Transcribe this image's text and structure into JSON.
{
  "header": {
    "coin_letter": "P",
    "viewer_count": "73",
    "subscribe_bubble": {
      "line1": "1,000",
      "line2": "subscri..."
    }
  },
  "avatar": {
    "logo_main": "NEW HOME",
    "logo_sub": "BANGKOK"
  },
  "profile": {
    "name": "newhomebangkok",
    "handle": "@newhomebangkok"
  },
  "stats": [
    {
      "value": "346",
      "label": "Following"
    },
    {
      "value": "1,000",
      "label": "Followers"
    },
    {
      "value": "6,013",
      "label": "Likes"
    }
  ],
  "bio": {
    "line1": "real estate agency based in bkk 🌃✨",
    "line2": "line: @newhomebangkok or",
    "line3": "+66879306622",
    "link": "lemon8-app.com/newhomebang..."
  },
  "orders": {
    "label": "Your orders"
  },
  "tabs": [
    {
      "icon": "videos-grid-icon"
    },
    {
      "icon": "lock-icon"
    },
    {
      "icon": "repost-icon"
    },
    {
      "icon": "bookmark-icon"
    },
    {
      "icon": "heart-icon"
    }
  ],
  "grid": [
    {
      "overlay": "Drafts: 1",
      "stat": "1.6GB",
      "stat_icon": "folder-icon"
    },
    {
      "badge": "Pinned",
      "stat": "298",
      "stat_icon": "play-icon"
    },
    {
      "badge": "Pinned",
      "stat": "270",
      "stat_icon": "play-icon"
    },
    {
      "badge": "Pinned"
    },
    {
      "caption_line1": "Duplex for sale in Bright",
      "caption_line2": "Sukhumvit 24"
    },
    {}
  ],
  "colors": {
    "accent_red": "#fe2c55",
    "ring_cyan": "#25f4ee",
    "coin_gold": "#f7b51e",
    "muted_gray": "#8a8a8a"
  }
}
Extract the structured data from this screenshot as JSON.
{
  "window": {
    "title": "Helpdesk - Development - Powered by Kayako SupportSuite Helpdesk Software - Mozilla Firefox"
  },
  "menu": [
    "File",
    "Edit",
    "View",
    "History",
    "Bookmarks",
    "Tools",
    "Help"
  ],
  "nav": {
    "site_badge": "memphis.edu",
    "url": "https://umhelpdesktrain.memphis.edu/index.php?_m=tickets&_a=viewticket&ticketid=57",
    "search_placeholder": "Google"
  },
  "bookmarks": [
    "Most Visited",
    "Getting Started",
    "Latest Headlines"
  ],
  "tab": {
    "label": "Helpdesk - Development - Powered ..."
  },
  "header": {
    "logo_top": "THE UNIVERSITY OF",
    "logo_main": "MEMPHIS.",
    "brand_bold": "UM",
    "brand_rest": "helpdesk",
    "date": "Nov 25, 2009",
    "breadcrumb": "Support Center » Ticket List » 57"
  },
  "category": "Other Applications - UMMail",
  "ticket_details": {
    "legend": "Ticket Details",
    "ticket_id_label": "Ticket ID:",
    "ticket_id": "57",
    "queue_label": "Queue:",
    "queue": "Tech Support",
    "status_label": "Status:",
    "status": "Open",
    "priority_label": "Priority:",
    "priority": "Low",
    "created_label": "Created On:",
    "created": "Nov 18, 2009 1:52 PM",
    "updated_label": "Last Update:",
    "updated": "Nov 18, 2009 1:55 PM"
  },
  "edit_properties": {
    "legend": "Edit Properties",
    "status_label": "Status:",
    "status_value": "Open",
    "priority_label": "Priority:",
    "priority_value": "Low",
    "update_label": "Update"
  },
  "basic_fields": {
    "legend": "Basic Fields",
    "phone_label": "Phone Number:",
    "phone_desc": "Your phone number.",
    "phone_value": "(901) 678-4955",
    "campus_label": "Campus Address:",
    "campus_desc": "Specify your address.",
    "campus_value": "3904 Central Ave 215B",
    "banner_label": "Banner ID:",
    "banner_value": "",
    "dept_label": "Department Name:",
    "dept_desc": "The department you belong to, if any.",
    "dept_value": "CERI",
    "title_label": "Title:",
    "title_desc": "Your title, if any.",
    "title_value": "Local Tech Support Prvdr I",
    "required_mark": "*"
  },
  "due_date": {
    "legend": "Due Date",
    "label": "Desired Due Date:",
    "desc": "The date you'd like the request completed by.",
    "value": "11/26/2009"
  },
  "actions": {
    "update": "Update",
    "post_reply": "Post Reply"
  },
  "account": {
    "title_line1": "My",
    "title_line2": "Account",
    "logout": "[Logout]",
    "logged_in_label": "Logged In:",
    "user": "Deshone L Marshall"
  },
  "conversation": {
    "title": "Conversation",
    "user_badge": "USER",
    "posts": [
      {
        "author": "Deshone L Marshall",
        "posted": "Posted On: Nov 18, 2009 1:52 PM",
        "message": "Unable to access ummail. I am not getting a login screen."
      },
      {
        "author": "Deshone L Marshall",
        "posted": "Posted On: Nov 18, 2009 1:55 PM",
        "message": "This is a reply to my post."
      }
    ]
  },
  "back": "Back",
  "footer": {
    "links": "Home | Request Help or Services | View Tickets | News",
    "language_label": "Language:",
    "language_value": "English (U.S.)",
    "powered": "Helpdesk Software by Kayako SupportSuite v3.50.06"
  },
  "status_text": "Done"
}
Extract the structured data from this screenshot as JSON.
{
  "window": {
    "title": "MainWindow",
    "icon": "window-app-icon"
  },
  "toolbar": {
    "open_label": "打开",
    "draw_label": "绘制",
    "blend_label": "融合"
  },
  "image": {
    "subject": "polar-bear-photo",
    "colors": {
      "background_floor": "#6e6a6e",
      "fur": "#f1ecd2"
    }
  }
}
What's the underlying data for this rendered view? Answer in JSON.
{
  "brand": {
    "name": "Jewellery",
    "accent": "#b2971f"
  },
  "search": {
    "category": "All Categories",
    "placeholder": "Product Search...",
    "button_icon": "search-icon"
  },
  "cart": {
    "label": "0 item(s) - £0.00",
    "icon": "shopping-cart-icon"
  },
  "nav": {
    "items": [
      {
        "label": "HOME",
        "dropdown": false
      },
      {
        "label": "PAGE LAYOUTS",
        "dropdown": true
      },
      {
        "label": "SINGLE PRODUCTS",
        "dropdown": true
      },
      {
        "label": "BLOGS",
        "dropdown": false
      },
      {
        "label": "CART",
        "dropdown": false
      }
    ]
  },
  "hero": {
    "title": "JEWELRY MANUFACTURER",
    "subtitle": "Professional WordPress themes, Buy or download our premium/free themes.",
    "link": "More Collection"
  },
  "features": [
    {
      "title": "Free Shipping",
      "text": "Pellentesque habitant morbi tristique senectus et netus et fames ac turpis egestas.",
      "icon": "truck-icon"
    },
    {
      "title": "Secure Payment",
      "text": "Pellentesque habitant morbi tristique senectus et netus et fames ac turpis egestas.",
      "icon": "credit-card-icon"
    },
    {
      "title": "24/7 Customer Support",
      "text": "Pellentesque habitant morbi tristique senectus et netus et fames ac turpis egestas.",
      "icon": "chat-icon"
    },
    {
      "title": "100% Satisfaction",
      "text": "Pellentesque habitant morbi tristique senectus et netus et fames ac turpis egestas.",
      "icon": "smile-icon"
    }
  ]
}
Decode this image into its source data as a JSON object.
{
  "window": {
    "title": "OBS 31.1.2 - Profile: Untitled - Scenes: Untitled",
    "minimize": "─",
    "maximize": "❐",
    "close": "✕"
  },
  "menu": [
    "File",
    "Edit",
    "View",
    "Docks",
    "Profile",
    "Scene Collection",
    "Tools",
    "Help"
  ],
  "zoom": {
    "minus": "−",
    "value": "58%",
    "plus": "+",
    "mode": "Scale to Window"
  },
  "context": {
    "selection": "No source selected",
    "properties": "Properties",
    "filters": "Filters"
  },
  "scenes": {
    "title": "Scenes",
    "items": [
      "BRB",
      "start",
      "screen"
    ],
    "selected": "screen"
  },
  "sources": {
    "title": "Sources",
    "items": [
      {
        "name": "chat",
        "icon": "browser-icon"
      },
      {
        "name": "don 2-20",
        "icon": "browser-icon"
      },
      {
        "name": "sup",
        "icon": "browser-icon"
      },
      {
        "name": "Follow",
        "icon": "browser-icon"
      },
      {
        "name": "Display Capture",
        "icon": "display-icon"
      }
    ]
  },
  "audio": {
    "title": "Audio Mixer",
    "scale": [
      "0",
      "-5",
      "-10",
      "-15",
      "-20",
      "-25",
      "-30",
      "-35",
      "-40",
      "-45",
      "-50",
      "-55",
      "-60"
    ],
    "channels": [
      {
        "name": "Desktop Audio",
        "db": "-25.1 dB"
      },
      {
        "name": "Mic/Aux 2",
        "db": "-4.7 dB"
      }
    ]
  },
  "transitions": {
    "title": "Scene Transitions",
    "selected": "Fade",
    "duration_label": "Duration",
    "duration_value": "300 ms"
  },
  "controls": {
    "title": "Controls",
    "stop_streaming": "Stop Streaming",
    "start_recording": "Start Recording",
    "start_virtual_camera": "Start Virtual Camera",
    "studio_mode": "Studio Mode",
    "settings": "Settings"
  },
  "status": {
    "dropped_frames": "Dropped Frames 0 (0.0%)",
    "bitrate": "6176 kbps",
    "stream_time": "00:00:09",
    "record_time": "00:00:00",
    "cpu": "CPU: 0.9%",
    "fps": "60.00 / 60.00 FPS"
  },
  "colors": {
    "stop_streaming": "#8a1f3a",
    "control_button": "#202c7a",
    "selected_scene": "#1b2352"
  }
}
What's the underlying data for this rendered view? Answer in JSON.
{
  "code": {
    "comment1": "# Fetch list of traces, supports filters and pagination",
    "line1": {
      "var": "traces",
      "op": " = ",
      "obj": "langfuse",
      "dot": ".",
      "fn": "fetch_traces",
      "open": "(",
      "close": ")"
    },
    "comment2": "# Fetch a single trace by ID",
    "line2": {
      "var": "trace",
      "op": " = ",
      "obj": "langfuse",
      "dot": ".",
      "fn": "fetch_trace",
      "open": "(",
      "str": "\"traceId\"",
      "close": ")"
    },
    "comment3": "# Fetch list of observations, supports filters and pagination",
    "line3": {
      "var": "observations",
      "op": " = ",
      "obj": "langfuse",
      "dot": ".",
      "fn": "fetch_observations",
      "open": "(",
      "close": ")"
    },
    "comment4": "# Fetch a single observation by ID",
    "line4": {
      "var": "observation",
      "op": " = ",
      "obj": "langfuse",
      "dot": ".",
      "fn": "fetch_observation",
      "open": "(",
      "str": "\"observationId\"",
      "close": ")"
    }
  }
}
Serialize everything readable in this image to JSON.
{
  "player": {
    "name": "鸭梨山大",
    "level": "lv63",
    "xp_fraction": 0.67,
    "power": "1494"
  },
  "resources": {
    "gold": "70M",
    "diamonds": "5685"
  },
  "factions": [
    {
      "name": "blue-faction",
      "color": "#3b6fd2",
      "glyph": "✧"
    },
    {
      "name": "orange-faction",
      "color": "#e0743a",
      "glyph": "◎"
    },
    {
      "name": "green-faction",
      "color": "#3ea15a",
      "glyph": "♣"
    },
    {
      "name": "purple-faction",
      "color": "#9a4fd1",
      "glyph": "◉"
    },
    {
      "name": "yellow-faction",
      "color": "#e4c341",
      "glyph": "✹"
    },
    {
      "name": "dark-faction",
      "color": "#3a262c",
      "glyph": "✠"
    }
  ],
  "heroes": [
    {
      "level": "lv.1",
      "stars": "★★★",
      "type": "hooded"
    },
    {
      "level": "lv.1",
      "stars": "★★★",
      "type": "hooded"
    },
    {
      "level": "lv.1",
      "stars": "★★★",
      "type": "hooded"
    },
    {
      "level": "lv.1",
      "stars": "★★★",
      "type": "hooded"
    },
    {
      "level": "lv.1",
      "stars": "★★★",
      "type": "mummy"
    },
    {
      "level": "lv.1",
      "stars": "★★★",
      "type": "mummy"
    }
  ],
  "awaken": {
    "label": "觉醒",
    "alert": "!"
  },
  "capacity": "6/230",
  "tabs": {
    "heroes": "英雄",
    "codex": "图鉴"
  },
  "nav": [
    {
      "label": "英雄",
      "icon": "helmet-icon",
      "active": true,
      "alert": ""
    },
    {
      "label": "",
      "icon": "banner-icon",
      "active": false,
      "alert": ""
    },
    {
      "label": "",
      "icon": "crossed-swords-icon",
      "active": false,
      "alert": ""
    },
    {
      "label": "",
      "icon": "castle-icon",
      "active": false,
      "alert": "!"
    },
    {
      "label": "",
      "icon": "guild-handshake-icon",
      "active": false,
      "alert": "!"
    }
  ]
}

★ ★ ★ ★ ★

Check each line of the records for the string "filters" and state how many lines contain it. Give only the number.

| Written response |
3